→ **EXERCISE REQUIREMENTS**:
Search the data for the string "device", and report each line where it is found.
GIVEN DATA START
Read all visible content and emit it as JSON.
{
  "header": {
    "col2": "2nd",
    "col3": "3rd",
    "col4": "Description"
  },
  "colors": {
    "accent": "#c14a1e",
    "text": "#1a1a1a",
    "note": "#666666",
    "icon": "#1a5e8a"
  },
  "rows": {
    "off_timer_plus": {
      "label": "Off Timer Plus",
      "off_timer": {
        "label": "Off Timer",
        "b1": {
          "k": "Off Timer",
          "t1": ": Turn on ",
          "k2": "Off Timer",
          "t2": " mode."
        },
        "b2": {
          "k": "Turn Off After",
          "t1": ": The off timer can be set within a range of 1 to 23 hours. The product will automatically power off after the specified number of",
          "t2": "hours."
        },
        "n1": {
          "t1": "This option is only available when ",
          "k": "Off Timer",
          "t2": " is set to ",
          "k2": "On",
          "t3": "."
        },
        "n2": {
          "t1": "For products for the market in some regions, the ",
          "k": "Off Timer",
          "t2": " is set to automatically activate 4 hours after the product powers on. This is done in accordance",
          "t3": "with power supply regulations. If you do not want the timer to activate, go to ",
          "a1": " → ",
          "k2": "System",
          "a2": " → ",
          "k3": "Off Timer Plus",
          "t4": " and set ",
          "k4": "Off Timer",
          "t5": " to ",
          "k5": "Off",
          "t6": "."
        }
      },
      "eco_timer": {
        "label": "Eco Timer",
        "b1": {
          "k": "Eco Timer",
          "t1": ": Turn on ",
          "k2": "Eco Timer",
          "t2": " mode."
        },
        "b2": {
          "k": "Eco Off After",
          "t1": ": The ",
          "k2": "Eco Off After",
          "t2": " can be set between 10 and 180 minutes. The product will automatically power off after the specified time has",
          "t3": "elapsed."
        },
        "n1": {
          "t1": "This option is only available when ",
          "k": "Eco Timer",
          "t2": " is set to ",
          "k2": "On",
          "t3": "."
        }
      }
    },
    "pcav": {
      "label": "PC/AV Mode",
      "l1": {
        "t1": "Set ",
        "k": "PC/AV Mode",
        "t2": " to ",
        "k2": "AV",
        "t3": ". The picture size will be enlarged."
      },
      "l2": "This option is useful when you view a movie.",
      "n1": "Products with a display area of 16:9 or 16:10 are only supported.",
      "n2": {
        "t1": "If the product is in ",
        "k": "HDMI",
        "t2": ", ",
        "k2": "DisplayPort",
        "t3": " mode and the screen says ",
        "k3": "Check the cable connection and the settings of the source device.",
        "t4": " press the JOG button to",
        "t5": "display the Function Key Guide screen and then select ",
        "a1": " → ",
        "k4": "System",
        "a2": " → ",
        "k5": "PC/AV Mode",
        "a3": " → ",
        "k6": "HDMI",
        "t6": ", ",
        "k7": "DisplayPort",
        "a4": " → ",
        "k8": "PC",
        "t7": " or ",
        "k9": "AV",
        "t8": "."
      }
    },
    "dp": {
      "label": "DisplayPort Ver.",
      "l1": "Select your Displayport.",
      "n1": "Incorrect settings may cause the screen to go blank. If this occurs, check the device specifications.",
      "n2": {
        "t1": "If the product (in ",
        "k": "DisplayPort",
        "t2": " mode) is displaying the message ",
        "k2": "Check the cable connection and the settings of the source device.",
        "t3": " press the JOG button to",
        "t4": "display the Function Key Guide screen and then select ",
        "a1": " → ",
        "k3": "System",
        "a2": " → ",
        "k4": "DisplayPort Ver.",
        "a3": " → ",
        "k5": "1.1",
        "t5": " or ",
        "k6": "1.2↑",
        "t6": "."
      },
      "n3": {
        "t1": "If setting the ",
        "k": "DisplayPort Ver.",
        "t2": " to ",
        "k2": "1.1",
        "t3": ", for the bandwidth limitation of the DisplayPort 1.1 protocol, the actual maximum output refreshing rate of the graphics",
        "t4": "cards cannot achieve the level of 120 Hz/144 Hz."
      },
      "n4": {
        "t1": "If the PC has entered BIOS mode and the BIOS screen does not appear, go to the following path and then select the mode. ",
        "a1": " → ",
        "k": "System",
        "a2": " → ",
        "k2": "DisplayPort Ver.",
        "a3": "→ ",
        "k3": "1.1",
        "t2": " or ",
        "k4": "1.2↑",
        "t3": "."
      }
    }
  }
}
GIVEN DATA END
→ **ANSWER TO THIS TASK**:
        "k3": "Check the cable connection and the settings of the source device.",
      "n1": "Incorrect settings may cause the screen to go blank. If this occurs, check the device specifications.",
        "k2": "Check the cable connection and the settings of the source device.",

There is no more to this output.